WORK ORDER ▸ Copy, from the material below, each line where "movie" shows up.

DATA FOR THE TASK ▸
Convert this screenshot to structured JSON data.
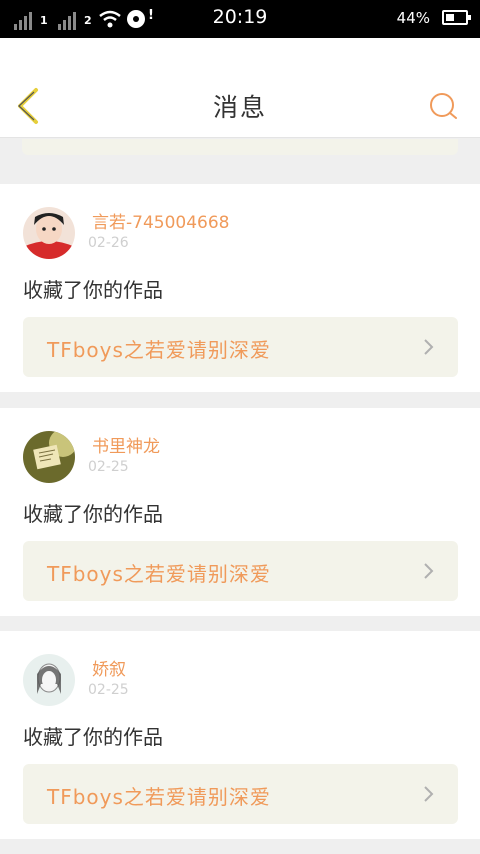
{
  "status_bar": {
    "sim1": "1",
    "sim2": "2",
    "time": "20:19",
    "battery_percent": "44%",
    "battery_level": 0.44
  },
  "header": {
    "title": "消息",
    "back_icon": "chevron-left-icon",
    "search_icon": "search-icon"
  },
  "colors": {
    "accent": "#f09a5a",
    "back_icon": "#e6cf3c",
    "card_box": "#f3f3ea",
    "background": "#efefef"
  },
  "messages": [
    {
      "username": "言若-745004668",
      "date": "02-26",
      "action": "收藏了你的作品",
      "work_title": "TFboys之若爱请别深爱"
    },
    {
      "username": "书里神龙",
      "date": "02-25",
      "action": "收藏了你的作品",
      "work_title": "TFboys之若爱请别深爱"
    },
    {
      "username": "娇叙",
      "date": "02-25",
      "action": "收藏了你的作品",
      "work_title": "TFboys之若爱请别深爱"
    }
  ]
}
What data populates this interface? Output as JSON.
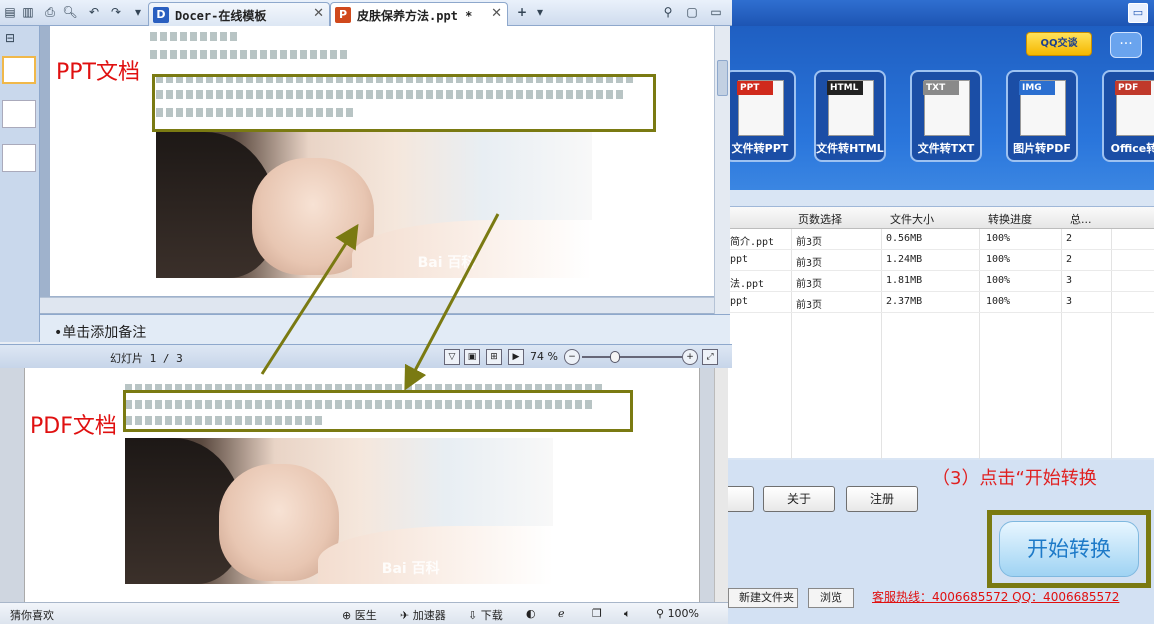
{
  "wps": {
    "tabs": [
      {
        "title": "Docer-在线模板"
      },
      {
        "title": "皮肤保养方法.ppt *"
      }
    ],
    "notes_placeholder": "•单击添加备注",
    "slide_counter": "幻灯片 1 / 3",
    "zoom": "74 %",
    "labels": {
      "ppt": "PPT文档",
      "pdf": "PDF文档"
    },
    "slide_text_line": "1、皮肤瘙痒病发的时候，如果抓挠忍处，会导致皮肤内部的神经纤维受到了严重的损伤，最后引发各种炎症，神经纤维受损即就造成了，大脑的感觉中枢出现错乱，使其发出错误的信号。",
    "watermark": "Bai 百科"
  },
  "browser_status": {
    "guess_like": "猜你喜欢",
    "doctor": "医生",
    "accelerator": "加速器",
    "download": "下载",
    "zoom": "100%"
  },
  "converter": {
    "qq_talk": "QQ交谈",
    "tools": [
      {
        "tag": "PPT",
        "label": "文件转PPT",
        "color": "#d02a1c"
      },
      {
        "tag": "HTML",
        "label": "文件转HTML",
        "color": "#222222"
      },
      {
        "tag": "TXT",
        "label": "文件转TXT",
        "color": "#8a8a8a"
      },
      {
        "tag": "IMG",
        "label": "图片转PDF",
        "color": "#2b6fd0"
      },
      {
        "tag": "PDF",
        "label": "Office转P",
        "color": "#c0392b"
      }
    ],
    "table": {
      "headers": [
        "页数选择",
        "文件大小",
        "转换进度",
        "总..."
      ],
      "rows": [
        {
          "name": "简介.ppt",
          "pages": "前3页",
          "size": "0.56MB",
          "progress": "100%",
          "total": "2"
        },
        {
          "name": "ppt",
          "pages": "前3页",
          "size": "1.24MB",
          "progress": "100%",
          "total": "2"
        },
        {
          "name": "法.ppt",
          "pages": "前3页",
          "size": "1.81MB",
          "progress": "100%",
          "total": "3"
        },
        {
          "name": "ppt",
          "pages": "前3页",
          "size": "2.37MB",
          "progress": "100%",
          "total": "3"
        }
      ]
    },
    "about_btn": "关于",
    "register_btn": "注册",
    "step_hint": "（3）点击“开始转换",
    "start_btn": "开始转换",
    "new_folder_btn": "新建文件夹",
    "browse_btn": "浏览",
    "hotline": "客服热线：4006685572 QQ：4006685572"
  }
}
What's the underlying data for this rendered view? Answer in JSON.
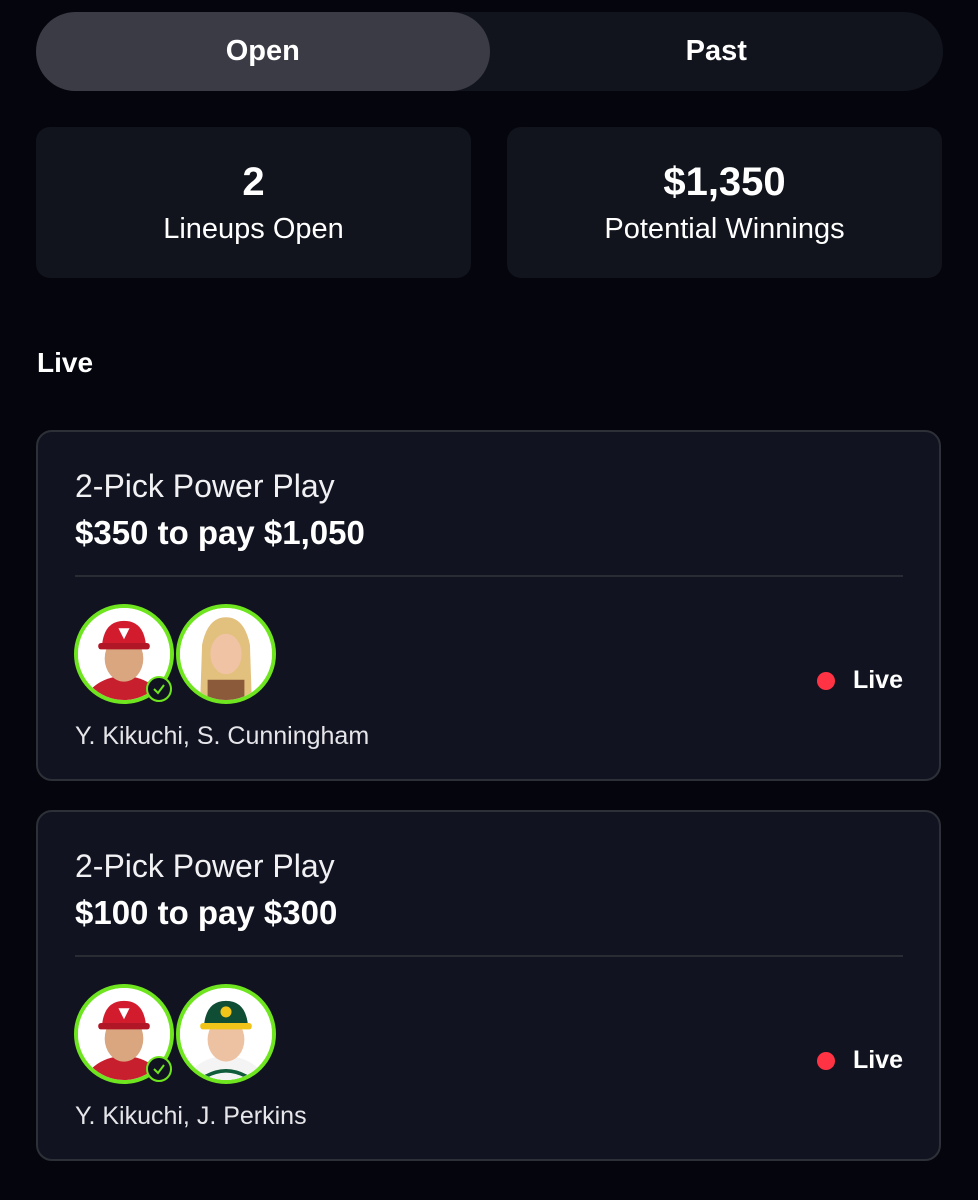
{
  "tabs": [
    {
      "label": "Open",
      "active": true
    },
    {
      "label": "Past",
      "active": false
    }
  ],
  "stats": {
    "lineups": {
      "value": "2",
      "label": "Lineups Open"
    },
    "winnings": {
      "value": "$1,350",
      "label": "Potential Winnings"
    }
  },
  "section": {
    "title": "Live"
  },
  "colors": {
    "accent": "#6ee51f",
    "live_dot": "#ff3344",
    "card_bg": "#111420",
    "page_bg": "#05060d"
  },
  "lineups": [
    {
      "title": "2-Pick Power Play",
      "subtitle": "$350 to pay $1,050",
      "players": [
        {
          "icon": "player-avatar-angels-cap",
          "checked": true
        },
        {
          "icon": "player-avatar-blonde",
          "checked": false
        }
      ],
      "names": "Y. Kikuchi, S. Cunningham",
      "status": "Live"
    },
    {
      "title": "2-Pick Power Play",
      "subtitle": "$100 to pay $300",
      "players": [
        {
          "icon": "player-avatar-angels-cap",
          "checked": true
        },
        {
          "icon": "player-avatar-athletics-cap",
          "checked": false
        }
      ],
      "names": "Y. Kikuchi, J. Perkins",
      "status": "Live"
    }
  ]
}
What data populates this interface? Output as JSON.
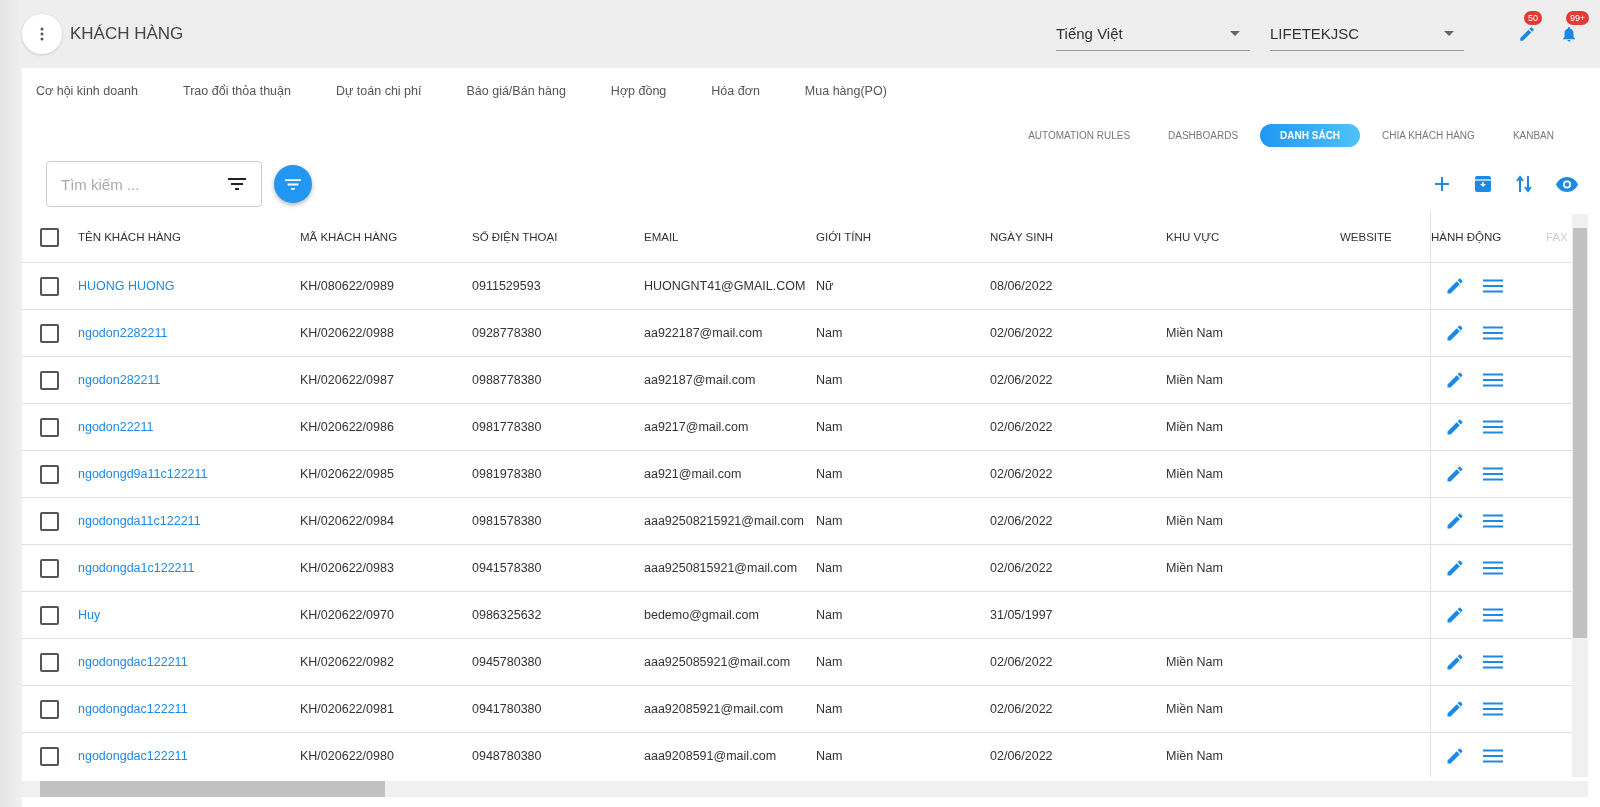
{
  "header": {
    "title": "KHÁCH HÀNG",
    "language": "Tiếng Việt",
    "company": "LIFETEKJSC",
    "badges": [
      {
        "kind": "edit",
        "count": "50"
      },
      {
        "kind": "bell",
        "count": "99+"
      }
    ]
  },
  "nav_tabs": [
    "Cơ hội kinh doanh",
    "Trao đổi thỏa thuận",
    "Dự toán chi phí",
    "Báo giá/Bán hàng",
    "Hợp đồng",
    "Hóa đơn",
    "Mua hàng(PO)"
  ],
  "view_tabs": [
    {
      "label": "AUTOMATION RULES",
      "selected": false
    },
    {
      "label": "DASHBOARDS",
      "selected": false
    },
    {
      "label": "DANH SÁCH",
      "selected": true
    },
    {
      "label": "CHIA KHÁCH HÀNG",
      "selected": false
    },
    {
      "label": "KANBAN",
      "selected": false
    }
  ],
  "search": {
    "placeholder": "Tìm kiếm ..."
  },
  "table": {
    "all_checked": false,
    "columns": [
      "TÊN KHÁCH HÀNG",
      "MÃ KHÁCH HÀNG",
      "SỐ ĐIỆN THOẠI",
      "EMAIL",
      "GIỚI TÍNH",
      "NGÀY SINH",
      "KHU VỰC",
      "WEBSITE",
      "HÀNH ĐỘNG",
      "FAX"
    ],
    "rows": [
      {
        "checked": false,
        "name": "HUONG HUONG",
        "code": "KH/080622/0989",
        "phone": "0911529593",
        "email": "HUONGNT41@GMAIL.COM",
        "gender": "Nữ",
        "birthday": "08/06/2022",
        "region": ""
      },
      {
        "checked": false,
        "name": "ngodon2282211",
        "code": "KH/020622/0988",
        "phone": "0928778380",
        "email": "aa922187@mail.com",
        "gender": "Nam",
        "birthday": "02/06/2022",
        "region": "Miền Nam"
      },
      {
        "checked": false,
        "name": "ngodon282211",
        "code": "KH/020622/0987",
        "phone": "0988778380",
        "email": "aa92187@mail.com",
        "gender": "Nam",
        "birthday": "02/06/2022",
        "region": "Miền Nam"
      },
      {
        "checked": false,
        "name": "ngodon22211",
        "code": "KH/020622/0986",
        "phone": "0981778380",
        "email": "aa9217@mail.com",
        "gender": "Nam",
        "birthday": "02/06/2022",
        "region": "Miền Nam"
      },
      {
        "checked": false,
        "name": "ngodongd9a11c122211",
        "code": "KH/020622/0985",
        "phone": "0981978380",
        "email": "aa921@mail.com",
        "gender": "Nam",
        "birthday": "02/06/2022",
        "region": "Miền Nam"
      },
      {
        "checked": false,
        "name": "ngodongda11c122211",
        "code": "KH/020622/0984",
        "phone": "0981578380",
        "email": "aaa92508215921@mail.com",
        "gender": "Nam",
        "birthday": "02/06/2022",
        "region": "Miền Nam"
      },
      {
        "checked": false,
        "name": "ngodongda1c122211",
        "code": "KH/020622/0983",
        "phone": "0941578380",
        "email": "aaa9250815921@mail.com",
        "gender": "Nam",
        "birthday": "02/06/2022",
        "region": "Miền Nam"
      },
      {
        "checked": false,
        "name": "Huy",
        "code": "KH/020622/0970",
        "phone": "0986325632",
        "email": "bedemo@gmail.com",
        "gender": "Nam",
        "birthday": "31/05/1997",
        "region": ""
      },
      {
        "checked": false,
        "name": "ngodongdac122211",
        "code": "KH/020622/0982",
        "phone": "0945780380",
        "email": "aaa925085921@mail.com",
        "gender": "Nam",
        "birthday": "02/06/2022",
        "region": "Miền Nam"
      },
      {
        "checked": false,
        "name": "ngodongdac122211",
        "code": "KH/020622/0981",
        "phone": "0941780380",
        "email": "aaa92085921@mail.com",
        "gender": "Nam",
        "birthday": "02/06/2022",
        "region": "Miền Nam"
      },
      {
        "checked": false,
        "name": "ngodongdac122211",
        "code": "KH/020622/0980",
        "phone": "0948780380",
        "email": "aaa9208591@mail.com",
        "gender": "Nam",
        "birthday": "02/06/2022",
        "region": "Miền Nam"
      }
    ]
  }
}
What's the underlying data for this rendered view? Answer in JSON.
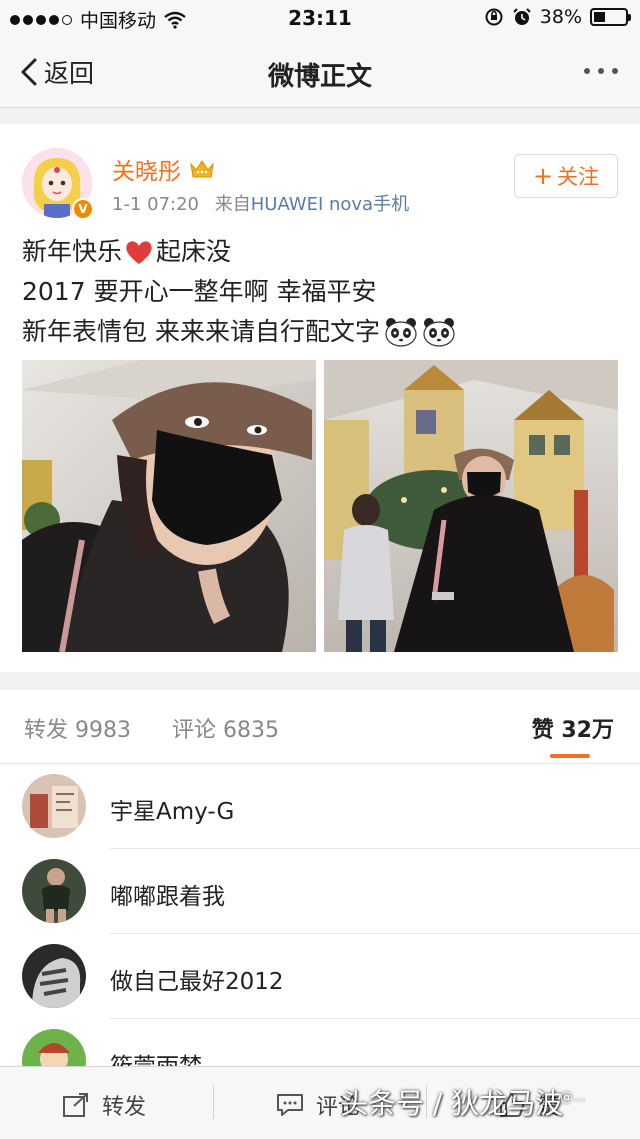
{
  "status_bar": {
    "carrier": "中国移动",
    "time": "23:11",
    "battery": "38%",
    "battery_level": 0.38
  },
  "nav": {
    "back_label": "返回",
    "title": "微博正文"
  },
  "post": {
    "author": "关晓彤",
    "timestamp": "1-1 07:20",
    "source_prefix": "来自",
    "source": "HUAWEI nova手机",
    "follow_label": "关注",
    "verified_badge": "V",
    "line1_a": "新年快乐",
    "line1_b": "起床没",
    "line2": "2017 要开心一整年啊 幸福平安",
    "line3": "新年表情包 来来来请自行配文字"
  },
  "stats": {
    "repost_label": "转发",
    "repost_count": "9983",
    "comment_label": "评论",
    "comment_count": "6835",
    "like_label": "赞",
    "like_count": "32万"
  },
  "likers": [
    {
      "name": "宇星Amy-G"
    },
    {
      "name": "嘟嘟跟着我"
    },
    {
      "name": "做自己最好2012"
    },
    {
      "name": "筱萱雨梦"
    }
  ],
  "toolbar": {
    "repost_label": "转发",
    "comment_label": "评论",
    "like_label": "赞"
  },
  "watermark": {
    "text": "头条号 / 狄龙马波",
    "small": "@..."
  },
  "colors": {
    "accent": "#f37021",
    "link": "#5b7ba9",
    "muted": "#888888"
  }
}
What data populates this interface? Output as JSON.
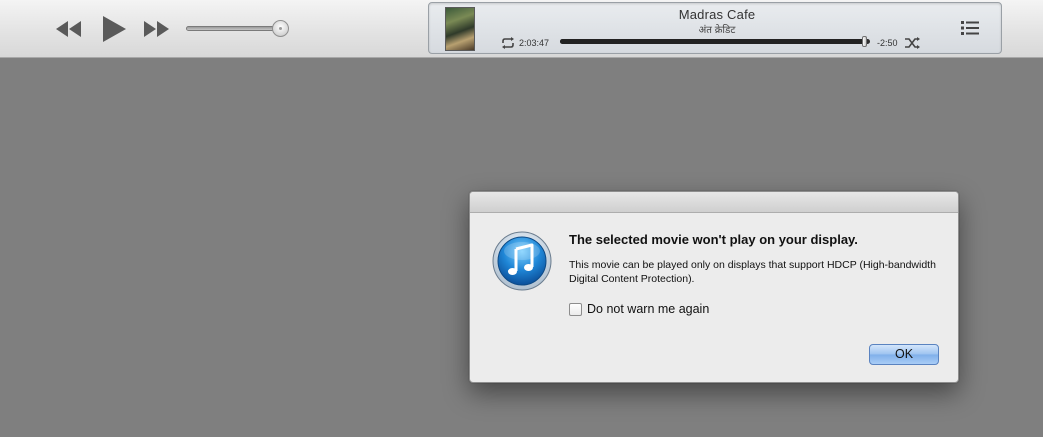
{
  "player": {
    "controls": {
      "rewind_icon": "rewind-icon",
      "play_icon": "play-icon",
      "fast_forward_icon": "fast-forward-icon"
    },
    "volume": {
      "level": 0.94
    },
    "now_playing": {
      "title": "Madras Cafe",
      "subtitle": "अंत क्रेडिट",
      "elapsed": "2:03:47",
      "remaining": "-2:50",
      "progress": 0.98,
      "repeat_icon": "repeat-icon",
      "shuffle_icon": "shuffle-icon",
      "artwork_icon": "album-artwork"
    },
    "list_icon": "list-view-icon"
  },
  "dialog": {
    "heading": "The selected movie won't play on your display.",
    "message": "This movie can be played only on displays that support HDCP (High-bandwidth Digital Content Protection).",
    "checkbox_label": "Do not warn me again",
    "checkbox_checked": false,
    "ok_label": "OK",
    "icon": "itunes-icon",
    "accent_color": "#7fafea"
  }
}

YOUR SOLUTION ▸
    "heading": "The selected movie won't play on your display.",
    "message": "This movie can be played only on displays that support HDCP (High-bandwidth Digital Content Protection).",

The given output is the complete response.